▶ Work item: Make an exact copy of the records below. Include every line.

▶ Records:
Segment Open
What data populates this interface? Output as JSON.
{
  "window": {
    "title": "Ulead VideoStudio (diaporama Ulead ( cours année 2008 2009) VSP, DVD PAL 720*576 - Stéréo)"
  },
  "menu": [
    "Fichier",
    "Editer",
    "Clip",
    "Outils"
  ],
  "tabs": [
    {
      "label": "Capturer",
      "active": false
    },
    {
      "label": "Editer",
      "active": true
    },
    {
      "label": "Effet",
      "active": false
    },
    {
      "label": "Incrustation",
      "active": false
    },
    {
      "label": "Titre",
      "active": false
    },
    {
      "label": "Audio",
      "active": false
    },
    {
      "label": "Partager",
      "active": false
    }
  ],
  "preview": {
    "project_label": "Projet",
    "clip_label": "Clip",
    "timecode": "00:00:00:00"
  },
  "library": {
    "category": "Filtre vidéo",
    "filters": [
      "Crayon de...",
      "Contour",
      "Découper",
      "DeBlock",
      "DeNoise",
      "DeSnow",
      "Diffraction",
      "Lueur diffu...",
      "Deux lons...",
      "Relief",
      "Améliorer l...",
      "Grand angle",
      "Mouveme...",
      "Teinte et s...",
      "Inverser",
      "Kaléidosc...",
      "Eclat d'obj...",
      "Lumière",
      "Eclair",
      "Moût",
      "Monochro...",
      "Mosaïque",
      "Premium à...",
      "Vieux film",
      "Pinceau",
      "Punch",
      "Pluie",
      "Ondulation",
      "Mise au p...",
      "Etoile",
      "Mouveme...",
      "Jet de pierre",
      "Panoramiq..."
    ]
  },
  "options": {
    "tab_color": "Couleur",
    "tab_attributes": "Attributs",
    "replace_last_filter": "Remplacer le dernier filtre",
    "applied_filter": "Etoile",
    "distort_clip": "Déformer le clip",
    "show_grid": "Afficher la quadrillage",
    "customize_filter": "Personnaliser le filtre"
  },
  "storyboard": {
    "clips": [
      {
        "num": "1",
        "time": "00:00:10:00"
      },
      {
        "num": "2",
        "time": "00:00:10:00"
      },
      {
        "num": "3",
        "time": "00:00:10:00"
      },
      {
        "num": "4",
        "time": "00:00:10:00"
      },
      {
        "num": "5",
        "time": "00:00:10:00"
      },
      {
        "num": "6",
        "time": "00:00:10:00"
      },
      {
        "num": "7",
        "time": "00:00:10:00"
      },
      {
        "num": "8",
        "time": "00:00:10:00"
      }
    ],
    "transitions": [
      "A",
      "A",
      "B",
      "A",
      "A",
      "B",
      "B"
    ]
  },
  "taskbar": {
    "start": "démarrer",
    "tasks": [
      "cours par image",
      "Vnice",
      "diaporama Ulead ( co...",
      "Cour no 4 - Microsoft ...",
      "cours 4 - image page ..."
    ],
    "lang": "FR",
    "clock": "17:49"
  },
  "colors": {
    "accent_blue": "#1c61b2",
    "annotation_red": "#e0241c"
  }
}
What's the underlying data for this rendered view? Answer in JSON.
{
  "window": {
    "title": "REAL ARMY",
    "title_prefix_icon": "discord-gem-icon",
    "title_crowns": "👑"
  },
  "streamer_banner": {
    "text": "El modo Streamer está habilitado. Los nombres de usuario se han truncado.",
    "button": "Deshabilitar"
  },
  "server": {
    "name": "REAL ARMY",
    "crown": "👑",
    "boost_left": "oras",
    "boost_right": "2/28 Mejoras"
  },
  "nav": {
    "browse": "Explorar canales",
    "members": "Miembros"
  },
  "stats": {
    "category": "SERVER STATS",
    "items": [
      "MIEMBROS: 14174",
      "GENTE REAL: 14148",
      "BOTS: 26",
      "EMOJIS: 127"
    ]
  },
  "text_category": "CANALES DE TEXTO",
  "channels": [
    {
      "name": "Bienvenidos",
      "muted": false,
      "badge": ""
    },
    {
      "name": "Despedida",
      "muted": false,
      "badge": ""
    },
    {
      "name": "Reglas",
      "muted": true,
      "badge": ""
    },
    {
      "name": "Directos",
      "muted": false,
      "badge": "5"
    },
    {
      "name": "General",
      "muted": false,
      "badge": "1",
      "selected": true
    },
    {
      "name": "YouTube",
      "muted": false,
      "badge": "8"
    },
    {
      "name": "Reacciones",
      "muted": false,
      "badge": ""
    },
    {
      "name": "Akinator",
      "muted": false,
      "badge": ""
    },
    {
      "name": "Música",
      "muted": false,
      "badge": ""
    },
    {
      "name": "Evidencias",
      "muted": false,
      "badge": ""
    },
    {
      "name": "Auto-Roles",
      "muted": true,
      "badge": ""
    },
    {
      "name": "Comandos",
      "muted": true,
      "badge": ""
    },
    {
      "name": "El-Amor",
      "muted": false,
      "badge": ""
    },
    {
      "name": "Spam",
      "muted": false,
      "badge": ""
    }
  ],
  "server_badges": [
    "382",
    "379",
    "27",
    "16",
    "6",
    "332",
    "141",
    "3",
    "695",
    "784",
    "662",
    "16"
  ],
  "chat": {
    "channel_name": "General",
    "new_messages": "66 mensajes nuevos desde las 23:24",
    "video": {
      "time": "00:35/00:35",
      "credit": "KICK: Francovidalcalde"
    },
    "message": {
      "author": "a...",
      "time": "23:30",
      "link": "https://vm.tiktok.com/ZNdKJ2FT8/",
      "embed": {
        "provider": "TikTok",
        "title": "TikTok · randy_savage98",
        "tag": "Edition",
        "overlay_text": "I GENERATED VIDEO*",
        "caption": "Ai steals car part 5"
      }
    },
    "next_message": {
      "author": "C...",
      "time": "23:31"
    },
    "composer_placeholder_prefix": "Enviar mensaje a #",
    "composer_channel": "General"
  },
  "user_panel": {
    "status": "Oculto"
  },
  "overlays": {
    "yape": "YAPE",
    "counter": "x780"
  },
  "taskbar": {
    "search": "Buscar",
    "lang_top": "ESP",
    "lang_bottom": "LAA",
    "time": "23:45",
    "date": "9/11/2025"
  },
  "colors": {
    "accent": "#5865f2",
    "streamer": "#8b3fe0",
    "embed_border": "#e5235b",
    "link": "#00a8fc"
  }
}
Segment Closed
▶ Result of this exercise:
What data populates this interface? Output as JSON.
{
  "window": {
    "title": "Ulead VideoStudio (diaporama Ulead ( cours année 2008 2009) VSP, DVD PAL 720*576 - Stéréo)"
  },
  "menu": [
    "Fichier",
    "Editer",
    "Clip",
    "Outils"
  ],
  "tabs": [
    {
      "label": "Capturer",
      "active": false
    },
    {
      "label": "Editer",
      "active": true
    },
    {
      "label": "Effet",
      "active": false
    },
    {
      "label": "Incrustation",
      "active": false
    },
    {
      "label": "Titre",
      "active": false
    },
    {
      "label": "Audio",
      "active": false
    },
    {
      "label": "Partager",
      "active": false
    }
  ],
  "preview": {
    "project_label": "Projet",
    "clip_label": "Clip",
    "timecode": "00:00:00:00"
  },
  "library": {
    "category": "Filtre vidéo",
    "filters": [
      "Crayon de...",
      "Contour",
      "Découper",
      "DeBlock",
      "DeNoise",
      "DeSnow",
      "Diffraction",
      "Lueur diffu...",
      "Deux lons...",
      "Relief",
      "Améliorer l...",
      "Grand angle",
      "Mouveme...",
      "Teinte et s...",
      "Inverser",
      "Kaléidosc...",
      "Eclat d'obj...",
      "Lumière",
      "Eclair",
      "Moût",
      "Monochro...",
      "Mosaïque",
      "Premium à...",
      "Vieux film",
      "Pinceau",
      "Punch",
      "Pluie",
      "Ondulation",
      "Mise au p...",
      "Etoile",
      "Mouveme...",
      "Jet de pierre",
      "Panoramiq..."
    ]
  },
  "options": {
    "tab_color": "Couleur",
    "tab_attributes": "Attributs",
    "replace_last_filter": "Remplacer le dernier filtre",
    "applied_filter": "Etoile",
    "distort_clip": "Déformer le clip",
    "show_grid": "Afficher la quadrillage",
    "customize_filter": "Personnaliser le filtre"
  },
  "storyboard": {
    "clips": [
      {
        "num": "1",
        "time": "00:00:10:00"
      },
      {
        "num": "2",
        "time": "00:00:10:00"
      },
      {
        "num": "3",
        "time": "00:00:10:00"
      },
      {
        "num": "4",
        "time": "00:00:10:00"
      },
      {
        "num": "5",
        "time": "00:00:10:00"
      },
      {
        "num": "6",
        "time": "00:00:10:00"
      },
      {
        "num": "7",
        "time": "00:00:10:00"
      },
      {
        "num": "8",
        "time": "00:00:10:00"
      }
    ],
    "transitions": [
      "A",
      "A",
      "B",
      "A",
      "A",
      "B",
      "B"
    ]
  },
  "taskbar": {
    "start": "démarrer",
    "tasks": [
      "cours par image",
      "Vnice",
      "diaporama Ulead ( co...",
      "Cour no 4 - Microsoft ...",
      "cours 4 - image page ..."
    ],
    "lang": "FR",
    "clock": "17:49"
  },
  "colors": {
    "accent_blue": "#1c61b2",
    "annotation_red": "#e0241c"
  }
}
What's the underlying data for this rendered view? Answer in JSON.
{
  "window": {
    "title": "REAL ARMY",
    "title_prefix_icon": "discord-gem-icon",
    "title_crowns": "👑"
  },
  "streamer_banner": {
    "text": "El modo Streamer está habilitado. Los nombres de usuario se han truncado.",
    "button": "Deshabilitar"
  },
  "server": {
    "name": "REAL ARMY",
    "crown": "👑",
    "boost_left": "oras",
    "boost_right": "2/28 Mejoras"
  },
  "nav": {
    "browse": "Explorar canales",
    "members": "Miembros"
  },
  "stats": {
    "category": "SERVER STATS",
    "items": [
      "MIEMBROS: 14174",
      "GENTE REAL: 14148",
      "BOTS: 26",
      "EMOJIS: 127"
    ]
  },
  "text_category": "CANALES DE TEXTO",
  "channels": [
    {
      "name": "Bienvenidos",
      "muted": false,
      "badge": ""
    },
    {
      "name": "Despedida",
      "muted": false,
      "badge": ""
    },
    {
      "name": "Reglas",
      "muted": true,
      "badge": ""
    },
    {
      "name": "Directos",
      "muted": false,
      "badge": "5"
    },
    {
      "name": "General",
      "muted": false,
      "badge": "1",
      "selected": true
    },
    {
      "name": "YouTube",
      "muted": false,
      "badge": "8"
    },
    {
      "name": "Reacciones",
      "muted": false,
      "badge": ""
    },
    {
      "name": "Akinator",
      "muted": false,
      "badge": ""
    },
    {
      "name": "Música",
      "muted": false,
      "badge": ""
    },
    {
      "name": "Evidencias",
      "muted": false,
      "badge": ""
    },
    {
      "name": "Auto-Roles",
      "muted": true,
      "badge": ""
    },
    {
      "name": "Comandos",
      "muted": true,
      "badge": ""
    },
    {
      "name": "El-Amor",
      "muted": false,
      "badge": ""
    },
    {
      "name": "Spam",
      "muted": false,
      "badge": ""
    }
  ],
  "server_badges": [
    "382",
    "379",
    "27",
    "16",
    "6",
    "332",
    "141",
    "3",
    "695",
    "784",
    "662",
    "16"
  ],
  "chat": {
    "channel_name": "General",
    "new_messages": "66 mensajes nuevos desde las 23:24",
    "video": {
      "time": "00:35/00:35",
      "credit": "KICK: Francovidalcalde"
    },
    "message": {
      "author": "a...",
      "time": "23:30",
      "link": "https://vm.tiktok.com/ZNdKJ2FT8/",
      "embed": {
        "provider": "TikTok",
        "title": "TikTok · randy_savage98",
        "tag": "Edition",
        "overlay_text": "I GENERATED VIDEO*",
        "caption": "Ai steals car part 5"
      }
    },
    "next_message": {
      "author": "C...",
      "time": "23:31"
    },
    "composer_placeholder_prefix": "Enviar mensaje a #",
    "composer_channel": "General"
  },
  "user_panel": {
    "status": "Oculto"
  },
  "overlays": {
    "yape": "YAPE",
    "counter": "x780"
  },
  "taskbar": {
    "search": "Buscar",
    "lang_top": "ESP",
    "lang_bottom": "LAA",
    "time": "23:45",
    "date": "9/11/2025"
  },
  "colors": {
    "accent": "#5865f2",
    "streamer": "#8b3fe0",
    "embed_border": "#e5235b",
    "link": "#00a8fc"
  }
}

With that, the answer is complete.